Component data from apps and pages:
--

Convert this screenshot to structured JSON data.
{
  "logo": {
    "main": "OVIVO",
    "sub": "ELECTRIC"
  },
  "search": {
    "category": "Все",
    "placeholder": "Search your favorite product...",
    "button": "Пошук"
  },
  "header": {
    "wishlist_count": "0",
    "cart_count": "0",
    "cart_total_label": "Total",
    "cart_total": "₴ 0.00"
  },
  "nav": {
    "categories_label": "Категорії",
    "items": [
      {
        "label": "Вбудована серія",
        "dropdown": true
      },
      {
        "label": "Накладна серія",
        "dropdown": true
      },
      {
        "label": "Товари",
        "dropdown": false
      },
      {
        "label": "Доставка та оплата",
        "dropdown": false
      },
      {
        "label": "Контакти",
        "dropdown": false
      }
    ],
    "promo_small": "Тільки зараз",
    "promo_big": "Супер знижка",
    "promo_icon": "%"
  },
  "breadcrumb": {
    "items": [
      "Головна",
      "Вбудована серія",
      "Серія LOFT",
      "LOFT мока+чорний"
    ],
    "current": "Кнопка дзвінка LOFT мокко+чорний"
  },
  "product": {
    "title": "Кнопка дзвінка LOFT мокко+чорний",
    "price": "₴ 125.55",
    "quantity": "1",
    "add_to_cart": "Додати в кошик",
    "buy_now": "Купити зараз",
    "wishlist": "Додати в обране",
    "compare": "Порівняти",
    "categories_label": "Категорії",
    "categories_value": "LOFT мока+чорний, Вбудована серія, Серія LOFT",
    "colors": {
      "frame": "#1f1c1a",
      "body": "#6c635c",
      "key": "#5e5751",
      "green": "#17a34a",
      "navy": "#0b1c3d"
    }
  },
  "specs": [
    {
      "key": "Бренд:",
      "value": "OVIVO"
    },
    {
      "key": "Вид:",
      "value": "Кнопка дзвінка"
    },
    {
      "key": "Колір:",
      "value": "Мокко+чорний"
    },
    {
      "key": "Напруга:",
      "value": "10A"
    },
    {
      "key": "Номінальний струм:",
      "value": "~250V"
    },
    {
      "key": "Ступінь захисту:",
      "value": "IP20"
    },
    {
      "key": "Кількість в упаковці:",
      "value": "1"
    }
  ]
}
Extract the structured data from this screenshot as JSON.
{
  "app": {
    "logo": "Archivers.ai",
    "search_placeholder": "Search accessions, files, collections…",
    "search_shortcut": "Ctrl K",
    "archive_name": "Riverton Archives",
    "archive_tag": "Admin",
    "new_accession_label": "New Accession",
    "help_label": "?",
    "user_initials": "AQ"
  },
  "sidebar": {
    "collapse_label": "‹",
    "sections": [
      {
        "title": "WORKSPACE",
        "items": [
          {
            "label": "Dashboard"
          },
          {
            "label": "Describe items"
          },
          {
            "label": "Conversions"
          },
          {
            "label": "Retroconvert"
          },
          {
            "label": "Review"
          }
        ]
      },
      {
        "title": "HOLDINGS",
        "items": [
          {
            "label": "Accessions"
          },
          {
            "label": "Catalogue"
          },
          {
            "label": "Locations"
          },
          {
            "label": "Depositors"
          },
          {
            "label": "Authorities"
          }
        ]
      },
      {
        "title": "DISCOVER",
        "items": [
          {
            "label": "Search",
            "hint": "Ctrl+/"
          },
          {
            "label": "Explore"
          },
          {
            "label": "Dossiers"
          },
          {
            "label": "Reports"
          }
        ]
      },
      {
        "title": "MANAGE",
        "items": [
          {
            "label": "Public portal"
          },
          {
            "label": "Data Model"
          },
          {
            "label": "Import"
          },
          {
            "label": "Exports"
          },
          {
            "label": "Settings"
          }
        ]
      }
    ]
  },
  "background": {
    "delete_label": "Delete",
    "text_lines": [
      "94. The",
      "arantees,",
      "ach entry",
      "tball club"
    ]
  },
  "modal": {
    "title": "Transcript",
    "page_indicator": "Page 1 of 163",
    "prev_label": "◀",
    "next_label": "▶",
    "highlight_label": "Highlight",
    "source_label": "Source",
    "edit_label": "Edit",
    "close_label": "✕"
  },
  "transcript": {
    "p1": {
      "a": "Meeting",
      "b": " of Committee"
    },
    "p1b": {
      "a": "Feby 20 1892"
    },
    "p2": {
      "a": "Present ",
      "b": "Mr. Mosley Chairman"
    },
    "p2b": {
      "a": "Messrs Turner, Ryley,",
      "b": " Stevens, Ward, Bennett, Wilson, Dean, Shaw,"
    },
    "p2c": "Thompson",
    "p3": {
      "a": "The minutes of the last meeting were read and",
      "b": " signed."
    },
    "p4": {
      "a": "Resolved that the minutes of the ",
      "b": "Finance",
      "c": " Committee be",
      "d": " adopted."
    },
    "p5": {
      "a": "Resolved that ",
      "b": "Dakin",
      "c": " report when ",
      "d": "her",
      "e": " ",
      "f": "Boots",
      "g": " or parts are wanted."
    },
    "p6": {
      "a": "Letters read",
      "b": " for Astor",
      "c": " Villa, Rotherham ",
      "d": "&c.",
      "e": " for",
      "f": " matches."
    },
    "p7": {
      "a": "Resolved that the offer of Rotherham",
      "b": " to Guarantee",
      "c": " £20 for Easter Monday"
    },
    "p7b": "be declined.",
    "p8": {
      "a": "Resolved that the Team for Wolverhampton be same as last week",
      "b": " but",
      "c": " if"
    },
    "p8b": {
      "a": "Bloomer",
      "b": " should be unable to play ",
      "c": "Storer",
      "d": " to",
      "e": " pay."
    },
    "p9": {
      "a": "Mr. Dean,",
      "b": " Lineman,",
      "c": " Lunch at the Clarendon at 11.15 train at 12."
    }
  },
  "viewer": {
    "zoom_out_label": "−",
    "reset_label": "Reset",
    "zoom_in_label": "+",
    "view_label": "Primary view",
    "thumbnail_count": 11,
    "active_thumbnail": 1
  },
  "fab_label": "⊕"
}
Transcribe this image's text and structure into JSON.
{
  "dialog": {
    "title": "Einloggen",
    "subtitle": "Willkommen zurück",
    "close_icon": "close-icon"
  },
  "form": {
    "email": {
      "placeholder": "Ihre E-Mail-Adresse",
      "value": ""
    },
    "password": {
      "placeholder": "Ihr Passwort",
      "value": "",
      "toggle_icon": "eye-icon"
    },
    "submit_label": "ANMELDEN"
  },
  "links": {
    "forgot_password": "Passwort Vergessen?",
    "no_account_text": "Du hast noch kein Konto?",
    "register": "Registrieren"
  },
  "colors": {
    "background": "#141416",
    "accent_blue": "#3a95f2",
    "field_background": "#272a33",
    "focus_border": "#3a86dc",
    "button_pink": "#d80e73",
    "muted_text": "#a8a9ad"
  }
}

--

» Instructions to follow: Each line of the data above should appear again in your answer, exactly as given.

» Exercise result:
Convert this screenshot to structured JSON data.
{
  "logo": {
    "main": "OVIVO",
    "sub": "ELECTRIC"
  },
  "search": {
    "category": "Все",
    "placeholder": "Search your favorite product...",
    "button": "Пошук"
  },
  "header": {
    "wishlist_count": "0",
    "cart_count": "0",
    "cart_total_label": "Total",
    "cart_total": "₴ 0.00"
  },
  "nav": {
    "categories_label": "Категорії",
    "items": [
      {
        "label": "Вбудована серія",
        "dropdown": true
      },
      {
        "label": "Накладна серія",
        "dropdown": true
      },
      {
        "label": "Товари",
        "dropdown": false
      },
      {
        "label": "Доставка та оплата",
        "dropdown": false
      },
      {
        "label": "Контакти",
        "dropdown": false
      }
    ],
    "promo_small": "Тільки зараз",
    "promo_big": "Супер знижка",
    "promo_icon": "%"
  },
  "breadcrumb": {
    "items": [
      "Головна",
      "Вбудована серія",
      "Серія LOFT",
      "LOFT мока+чорний"
    ],
    "current": "Кнопка дзвінка LOFT мокко+чорний"
  },
  "product": {
    "title": "Кнопка дзвінка LOFT мокко+чорний",
    "price": "₴ 125.55",
    "quantity": "1",
    "add_to_cart": "Додати в кошик",
    "buy_now": "Купити зараз",
    "wishlist": "Додати в обране",
    "compare": "Порівняти",
    "categories_label": "Категорії",
    "categories_value": "LOFT мока+чорний, Вбудована серія, Серія LOFT",
    "colors": {
      "frame": "#1f1c1a",
      "body": "#6c635c",
      "key": "#5e5751",
      "green": "#17a34a",
      "navy": "#0b1c3d"
    }
  },
  "specs": [
    {
      "key": "Бренд:",
      "value": "OVIVO"
    },
    {
      "key": "Вид:",
      "value": "Кнопка дзвінка"
    },
    {
      "key": "Колір:",
      "value": "Мокко+чорний"
    },
    {
      "key": "Напруга:",
      "value": "10A"
    },
    {
      "key": "Номінальний струм:",
      "value": "~250V"
    },
    {
      "key": "Ступінь захисту:",
      "value": "IP20"
    },
    {
      "key": "Кількість в упаковці:",
      "value": "1"
    }
  ]
}
Extract the structured data from this screenshot as JSON.
{
  "app": {
    "logo": "Archivers.ai",
    "search_placeholder": "Search accessions, files, collections…",
    "search_shortcut": "Ctrl K",
    "archive_name": "Riverton Archives",
    "archive_tag": "Admin",
    "new_accession_label": "New Accession",
    "help_label": "?",
    "user_initials": "AQ"
  },
  "sidebar": {
    "collapse_label": "‹",
    "sections": [
      {
        "title": "WORKSPACE",
        "items": [
          {
            "label": "Dashboard"
          },
          {
            "label": "Describe items"
          },
          {
            "label": "Conversions"
          },
          {
            "label": "Retroconvert"
          },
          {
            "label": "Review"
          }
        ]
      },
      {
        "title": "HOLDINGS",
        "items": [
          {
            "label": "Accessions"
          },
          {
            "label": "Catalogue"
          },
          {
            "label": "Locations"
          },
          {
            "label": "Depositors"
          },
          {
            "label": "Authorities"
          }
        ]
      },
      {
        "title": "DISCOVER",
        "items": [
          {
            "label": "Search",
            "hint": "Ctrl+/"
          },
          {
            "label": "Explore"
          },
          {
            "label": "Dossiers"
          },
          {
            "label": "Reports"
          }
        ]
      },
      {
        "title": "MANAGE",
        "items": [
          {
            "label": "Public portal"
          },
          {
            "label": "Data Model"
          },
          {
            "label": "Import"
          },
          {
            "label": "Exports"
          },
          {
            "label": "Settings"
          }
        ]
      }
    ]
  },
  "background": {
    "delete_label": "Delete",
    "text_lines": [
      "94. The",
      "arantees,",
      "ach entry",
      "tball club"
    ]
  },
  "modal": {
    "title": "Transcript",
    "page_indicator": "Page 1 of 163",
    "prev_label": "◀",
    "next_label": "▶",
    "highlight_label": "Highlight",
    "source_label": "Source",
    "edit_label": "Edit",
    "close_label": "✕"
  },
  "transcript": {
    "p1": {
      "a": "Meeting",
      "b": " of Committee"
    },
    "p1b": {
      "a": "Feby 20 1892"
    },
    "p2": {
      "a": "Present ",
      "b": "Mr. Mosley Chairman"
    },
    "p2b": {
      "a": "Messrs Turner, Ryley,",
      "b": " Stevens, Ward, Bennett, Wilson, Dean, Shaw,"
    },
    "p2c": "Thompson",
    "p3": {
      "a": "The minutes of the last meeting were read and",
      "b": " signed."
    },
    "p4": {
      "a": "Resolved that the minutes of the ",
      "b": "Finance",
      "c": " Committee be",
      "d": " adopted."
    },
    "p5": {
      "a": "Resolved that ",
      "b": "Dakin",
      "c": " report when ",
      "d": "her",
      "e": " ",
      "f": "Boots",
      "g": " or parts are wanted."
    },
    "p6": {
      "a": "Letters read",
      "b": " for Astor",
      "c": " Villa, Rotherham ",
      "d": "&c.",
      "e": " for",
      "f": " matches."
    },
    "p7": {
      "a": "Resolved that the offer of Rotherham",
      "b": " to Guarantee",
      "c": " £20 for Easter Monday"
    },
    "p7b": "be declined.",
    "p8": {
      "a": "Resolved that the Team for Wolverhampton be same as last week",
      "b": " but",
      "c": " if"
    },
    "p8b": {
      "a": "Bloomer",
      "b": " should be unable to play ",
      "c": "Storer",
      "d": " to",
      "e": " pay."
    },
    "p9": {
      "a": "Mr. Dean,",
      "b": " Lineman,",
      "c": " Lunch at the Clarendon at 11.15 train at 12."
    }
  },
  "viewer": {
    "zoom_out_label": "−",
    "reset_label": "Reset",
    "zoom_in_label": "+",
    "view_label": "Primary view",
    "thumbnail_count": 11,
    "active_thumbnail": 1
  },
  "fab_label": "⊕"
}
Transcribe this image's text and structure into JSON.
{
  "dialog": {
    "title": "Einloggen",
    "subtitle": "Willkommen zurück",
    "close_icon": "close-icon"
  },
  "form": {
    "email": {
      "placeholder": "Ihre E-Mail-Adresse",
      "value": ""
    },
    "password": {
      "placeholder": "Ihr Passwort",
      "value": "",
      "toggle_icon": "eye-icon"
    },
    "submit_label": "ANMELDEN"
  },
  "links": {
    "forgot_password": "Passwort Vergessen?",
    "no_account_text": "Du hast noch kein Konto?",
    "register": "Registrieren"
  },
  "colors": {
    "background": "#141416",
    "accent_blue": "#3a95f2",
    "field_background": "#272a33",
    "focus_border": "#3a86dc",
    "button_pink": "#d80e73",
    "muted_text": "#a8a9ad"
  }
}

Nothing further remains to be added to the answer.